## PROVIDED DATA
------------------------------------------------------------

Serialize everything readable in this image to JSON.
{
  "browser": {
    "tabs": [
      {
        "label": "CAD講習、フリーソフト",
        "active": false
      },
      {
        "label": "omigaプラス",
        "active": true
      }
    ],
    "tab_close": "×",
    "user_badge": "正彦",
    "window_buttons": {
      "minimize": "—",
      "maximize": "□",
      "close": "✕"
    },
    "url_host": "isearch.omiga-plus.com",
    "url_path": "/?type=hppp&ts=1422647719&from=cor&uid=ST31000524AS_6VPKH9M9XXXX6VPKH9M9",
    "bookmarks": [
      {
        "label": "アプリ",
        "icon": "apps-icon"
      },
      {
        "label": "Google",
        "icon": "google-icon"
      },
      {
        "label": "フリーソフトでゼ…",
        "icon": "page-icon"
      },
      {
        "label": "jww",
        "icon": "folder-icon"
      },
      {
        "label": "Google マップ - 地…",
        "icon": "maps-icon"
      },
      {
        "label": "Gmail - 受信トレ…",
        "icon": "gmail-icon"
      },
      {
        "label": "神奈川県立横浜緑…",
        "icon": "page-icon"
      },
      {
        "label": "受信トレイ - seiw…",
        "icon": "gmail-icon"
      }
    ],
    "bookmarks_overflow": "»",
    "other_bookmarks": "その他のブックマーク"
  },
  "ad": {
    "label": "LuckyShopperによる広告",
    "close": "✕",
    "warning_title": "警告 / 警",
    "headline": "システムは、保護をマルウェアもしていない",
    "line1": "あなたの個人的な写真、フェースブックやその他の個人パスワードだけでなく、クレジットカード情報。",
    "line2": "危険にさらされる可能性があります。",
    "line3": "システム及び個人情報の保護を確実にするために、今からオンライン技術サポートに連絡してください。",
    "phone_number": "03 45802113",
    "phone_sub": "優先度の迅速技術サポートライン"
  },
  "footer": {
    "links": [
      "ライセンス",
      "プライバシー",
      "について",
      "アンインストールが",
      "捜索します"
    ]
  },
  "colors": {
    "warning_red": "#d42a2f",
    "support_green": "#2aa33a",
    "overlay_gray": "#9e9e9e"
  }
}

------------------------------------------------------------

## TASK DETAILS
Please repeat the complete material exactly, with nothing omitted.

## SOLVED EXERCISE
Serialize everything readable in this image to JSON.
{
  "browser": {
    "tabs": [
      {
        "label": "CAD講習、フリーソフト",
        "active": false
      },
      {
        "label": "omigaプラス",
        "active": true
      }
    ],
    "tab_close": "×",
    "user_badge": "正彦",
    "window_buttons": {
      "minimize": "—",
      "maximize": "□",
      "close": "✕"
    },
    "url_host": "isearch.omiga-plus.com",
    "url_path": "/?type=hppp&ts=1422647719&from=cor&uid=ST31000524AS_6VPKH9M9XXXX6VPKH9M9",
    "bookmarks": [
      {
        "label": "アプリ",
        "icon": "apps-icon"
      },
      {
        "label": "Google",
        "icon": "google-icon"
      },
      {
        "label": "フリーソフトでゼ…",
        "icon": "page-icon"
      },
      {
        "label": "jww",
        "icon": "folder-icon"
      },
      {
        "label": "Google マップ - 地…",
        "icon": "maps-icon"
      },
      {
        "label": "Gmail - 受信トレ…",
        "icon": "gmail-icon"
      },
      {
        "label": "神奈川県立横浜緑…",
        "icon": "page-icon"
      },
      {
        "label": "受信トレイ - seiw…",
        "icon": "gmail-icon"
      }
    ],
    "bookmarks_overflow": "»",
    "other_bookmarks": "その他のブックマーク"
  },
  "ad": {
    "label": "LuckyShopperによる広告",
    "close": "✕",
    "warning_title": "警告 / 警",
    "headline": "システムは、保護をマルウェアもしていない",
    "line1": "あなたの個人的な写真、フェースブックやその他の個人パスワードだけでなく、クレジットカード情報。",
    "line2": "危険にさらされる可能性があります。",
    "line3": "システム及び個人情報の保護を確実にするために、今からオンライン技術サポートに連絡してください。",
    "phone_number": "03 45802113",
    "phone_sub": "優先度の迅速技術サポートライン"
  },
  "footer": {
    "links": [
      "ライセンス",
      "プライバシー",
      "について",
      "アンインストールが",
      "捜索します"
    ]
  },
  "colors": {
    "warning_red": "#d42a2f",
    "support_green": "#2aa33a",
    "overlay_gray": "#9e9e9e"
  }
}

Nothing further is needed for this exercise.